are at opposite extremes of the spectrum when it comes to how pilots must have
reacted to shooting down fellow human beings.
With Young, you have to add that he also loses a lot of comrades and
could argue to himself that he was at fault.
What makes the movie a cut above is the movie literally puts Young and
Stachel in the same plane because Crocker is a Stachel-like character. The cast is strong with March great as the
tormented Young and Grant his usual debonair self, but with an edge that he
showed in movies like “Notorious”. He is
not humorous. Jack Oakie provides the
comic relief you often see in otherwise serious WWI movies. Lombard has basically a cameo. She is billed as “Beautiful Lady” and she
certainly matches the description. Her
short time on screen is crucial in showing how far down the well Young has
fallen. She throws him a rope, but does
he even want redemption? While her role
is as developed as her billing, the three main characters are
well-developed. We know what makes these
guys tick. The dialogue helps with this
as the movie has the feel of a play in parts.
would hesitate to call it a dogfighting movie.
It has a small amount of actual combat, but the quality makes up for the
lack of quantity. Although the producers
had those vintage aircraft to work with, most of the action is footage from
other movies like “The Dawn Patrol”, “Wings”, and “Young Eagles”. You can’t tell, though. The sound effects are good and match the
footage well. But don’t watch it to
learn about dogfighting in WWI. Don’t
even watch it to learn about photo recon.
It’s a movie with a main character that has a character arc that has to
spiral downward, so we’ll overlook the fact that every observer he takes up
gets machine gunned and yet the German pilots can’t hit the guy sitting three
feet in front of them. We’ll also
overlook having an observation pilot become a famous ace. I can guarantee you Young is not based on an
Eagle and the Hawk” got positive reviews, but did not make a splash at the box
office. I theorize this was due to Grant
and Lombard not being big box office draws yet.
It could also be explained by the far from happy ending. The public had been conditioned by this time

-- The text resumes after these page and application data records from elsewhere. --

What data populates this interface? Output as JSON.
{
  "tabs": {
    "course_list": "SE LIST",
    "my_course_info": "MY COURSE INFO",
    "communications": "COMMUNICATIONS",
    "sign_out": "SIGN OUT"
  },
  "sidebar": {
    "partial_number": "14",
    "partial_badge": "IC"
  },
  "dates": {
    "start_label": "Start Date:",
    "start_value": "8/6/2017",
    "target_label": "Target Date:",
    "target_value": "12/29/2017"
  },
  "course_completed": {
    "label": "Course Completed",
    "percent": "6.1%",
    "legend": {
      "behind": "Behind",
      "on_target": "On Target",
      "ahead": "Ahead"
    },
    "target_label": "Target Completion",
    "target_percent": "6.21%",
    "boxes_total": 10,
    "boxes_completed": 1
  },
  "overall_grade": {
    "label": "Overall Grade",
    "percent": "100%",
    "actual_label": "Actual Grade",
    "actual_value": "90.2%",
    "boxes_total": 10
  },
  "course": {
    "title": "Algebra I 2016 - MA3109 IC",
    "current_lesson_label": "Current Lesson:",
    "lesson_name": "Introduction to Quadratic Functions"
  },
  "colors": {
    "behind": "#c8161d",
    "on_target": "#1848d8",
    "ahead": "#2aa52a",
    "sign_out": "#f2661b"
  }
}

to expect good WWI movies to be anti-war, but “The Eagle and the Hawk” takes it
up a notch. I won’t give it away, but I
will mention that the original ending was even more down-beat. Some things are beyond the public’s ability